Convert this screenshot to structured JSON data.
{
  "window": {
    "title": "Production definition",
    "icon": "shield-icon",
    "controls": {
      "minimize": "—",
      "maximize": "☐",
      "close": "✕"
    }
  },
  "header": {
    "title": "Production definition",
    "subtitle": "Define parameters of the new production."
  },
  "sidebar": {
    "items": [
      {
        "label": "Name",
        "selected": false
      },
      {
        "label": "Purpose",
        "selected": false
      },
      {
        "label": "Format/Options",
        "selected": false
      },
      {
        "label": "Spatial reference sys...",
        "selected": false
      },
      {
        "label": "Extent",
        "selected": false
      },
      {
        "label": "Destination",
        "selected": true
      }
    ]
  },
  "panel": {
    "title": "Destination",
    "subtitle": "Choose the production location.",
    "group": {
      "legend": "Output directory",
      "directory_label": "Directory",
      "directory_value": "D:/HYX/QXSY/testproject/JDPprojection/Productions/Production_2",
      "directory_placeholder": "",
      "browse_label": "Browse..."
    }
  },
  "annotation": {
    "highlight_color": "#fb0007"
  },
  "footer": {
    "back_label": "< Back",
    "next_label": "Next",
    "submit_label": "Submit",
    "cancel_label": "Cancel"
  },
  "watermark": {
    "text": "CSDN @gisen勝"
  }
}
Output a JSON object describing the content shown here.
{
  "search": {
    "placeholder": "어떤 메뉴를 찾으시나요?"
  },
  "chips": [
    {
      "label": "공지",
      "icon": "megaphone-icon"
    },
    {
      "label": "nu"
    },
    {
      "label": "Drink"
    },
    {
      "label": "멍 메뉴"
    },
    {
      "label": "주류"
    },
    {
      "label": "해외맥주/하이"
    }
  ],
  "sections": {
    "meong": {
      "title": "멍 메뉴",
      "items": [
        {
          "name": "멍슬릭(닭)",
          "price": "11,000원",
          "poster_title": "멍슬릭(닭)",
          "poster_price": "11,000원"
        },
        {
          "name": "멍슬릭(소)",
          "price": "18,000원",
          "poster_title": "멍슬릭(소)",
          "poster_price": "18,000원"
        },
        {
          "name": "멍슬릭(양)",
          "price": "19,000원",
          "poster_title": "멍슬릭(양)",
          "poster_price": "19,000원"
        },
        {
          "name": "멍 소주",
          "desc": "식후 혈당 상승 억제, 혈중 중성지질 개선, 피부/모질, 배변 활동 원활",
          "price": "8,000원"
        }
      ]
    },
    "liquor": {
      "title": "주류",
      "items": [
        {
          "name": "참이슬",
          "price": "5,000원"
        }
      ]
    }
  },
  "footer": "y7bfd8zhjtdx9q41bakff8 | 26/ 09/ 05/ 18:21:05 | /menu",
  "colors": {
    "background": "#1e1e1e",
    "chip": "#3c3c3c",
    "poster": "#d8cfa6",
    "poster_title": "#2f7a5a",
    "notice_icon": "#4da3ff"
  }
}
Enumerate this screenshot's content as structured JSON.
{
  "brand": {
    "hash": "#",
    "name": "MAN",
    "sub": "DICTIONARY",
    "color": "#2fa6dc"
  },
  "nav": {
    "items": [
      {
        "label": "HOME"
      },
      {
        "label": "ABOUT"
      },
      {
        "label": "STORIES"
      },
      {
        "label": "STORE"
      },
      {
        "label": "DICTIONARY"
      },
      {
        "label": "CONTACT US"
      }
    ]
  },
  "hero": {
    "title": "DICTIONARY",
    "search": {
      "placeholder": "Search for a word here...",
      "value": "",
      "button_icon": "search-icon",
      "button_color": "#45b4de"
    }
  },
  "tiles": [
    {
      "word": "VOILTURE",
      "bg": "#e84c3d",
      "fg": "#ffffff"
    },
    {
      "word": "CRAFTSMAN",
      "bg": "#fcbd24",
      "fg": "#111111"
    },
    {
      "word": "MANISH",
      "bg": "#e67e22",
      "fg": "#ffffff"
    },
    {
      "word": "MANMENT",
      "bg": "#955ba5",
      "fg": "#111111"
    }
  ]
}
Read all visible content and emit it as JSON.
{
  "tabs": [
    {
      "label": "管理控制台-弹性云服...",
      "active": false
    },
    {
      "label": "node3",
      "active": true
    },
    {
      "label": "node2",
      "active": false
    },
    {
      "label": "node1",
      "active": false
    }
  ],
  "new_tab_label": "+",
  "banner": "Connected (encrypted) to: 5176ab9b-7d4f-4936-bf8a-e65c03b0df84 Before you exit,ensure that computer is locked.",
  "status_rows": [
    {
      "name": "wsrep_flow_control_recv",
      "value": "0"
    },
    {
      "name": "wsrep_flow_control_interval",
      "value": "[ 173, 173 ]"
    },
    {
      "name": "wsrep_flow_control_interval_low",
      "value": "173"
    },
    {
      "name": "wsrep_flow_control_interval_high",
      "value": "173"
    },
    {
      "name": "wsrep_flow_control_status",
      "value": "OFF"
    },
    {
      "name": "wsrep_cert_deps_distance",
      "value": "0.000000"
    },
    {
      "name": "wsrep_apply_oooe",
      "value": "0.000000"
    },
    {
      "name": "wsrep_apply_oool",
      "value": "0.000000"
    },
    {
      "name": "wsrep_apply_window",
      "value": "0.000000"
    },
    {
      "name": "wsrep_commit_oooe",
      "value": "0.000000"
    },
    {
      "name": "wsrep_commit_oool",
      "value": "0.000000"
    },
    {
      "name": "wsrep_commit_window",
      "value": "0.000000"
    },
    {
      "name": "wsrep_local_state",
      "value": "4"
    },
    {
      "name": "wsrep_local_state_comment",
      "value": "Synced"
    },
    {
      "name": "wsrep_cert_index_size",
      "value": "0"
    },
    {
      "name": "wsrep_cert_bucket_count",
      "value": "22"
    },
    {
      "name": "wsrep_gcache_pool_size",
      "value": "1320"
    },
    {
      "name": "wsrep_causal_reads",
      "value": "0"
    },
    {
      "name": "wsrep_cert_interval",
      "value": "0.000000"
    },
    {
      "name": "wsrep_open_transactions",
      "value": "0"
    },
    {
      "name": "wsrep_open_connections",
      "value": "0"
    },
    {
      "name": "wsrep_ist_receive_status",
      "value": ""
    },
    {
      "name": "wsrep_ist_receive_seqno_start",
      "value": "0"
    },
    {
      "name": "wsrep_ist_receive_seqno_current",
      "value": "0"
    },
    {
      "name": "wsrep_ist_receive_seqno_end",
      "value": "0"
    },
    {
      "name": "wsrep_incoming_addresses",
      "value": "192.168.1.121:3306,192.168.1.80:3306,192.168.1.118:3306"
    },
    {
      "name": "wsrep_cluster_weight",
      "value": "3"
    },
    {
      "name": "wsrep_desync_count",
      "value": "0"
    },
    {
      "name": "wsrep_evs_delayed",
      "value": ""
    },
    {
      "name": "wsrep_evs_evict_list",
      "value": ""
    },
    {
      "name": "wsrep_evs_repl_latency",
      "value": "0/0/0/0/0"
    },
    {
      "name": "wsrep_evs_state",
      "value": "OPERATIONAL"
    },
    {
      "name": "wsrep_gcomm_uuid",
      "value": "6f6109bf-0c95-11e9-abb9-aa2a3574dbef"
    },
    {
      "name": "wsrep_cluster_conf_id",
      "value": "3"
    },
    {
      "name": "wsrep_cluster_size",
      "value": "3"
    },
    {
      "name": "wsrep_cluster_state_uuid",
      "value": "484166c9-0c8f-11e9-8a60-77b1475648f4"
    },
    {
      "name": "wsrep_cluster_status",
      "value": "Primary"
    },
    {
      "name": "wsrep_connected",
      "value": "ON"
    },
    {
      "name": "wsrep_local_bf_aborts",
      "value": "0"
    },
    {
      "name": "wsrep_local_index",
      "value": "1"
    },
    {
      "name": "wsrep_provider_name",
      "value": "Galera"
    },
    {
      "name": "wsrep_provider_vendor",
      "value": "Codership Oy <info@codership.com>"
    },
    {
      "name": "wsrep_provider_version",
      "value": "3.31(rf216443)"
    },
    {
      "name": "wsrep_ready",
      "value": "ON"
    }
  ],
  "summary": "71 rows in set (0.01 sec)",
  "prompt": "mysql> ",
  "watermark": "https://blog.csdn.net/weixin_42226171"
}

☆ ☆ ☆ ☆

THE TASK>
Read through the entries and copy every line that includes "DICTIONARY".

ANSWER SECTION>
    "sub": "DICTIONARY",
        "label": "DICTIONARY"
    "title": "DICTIONARY",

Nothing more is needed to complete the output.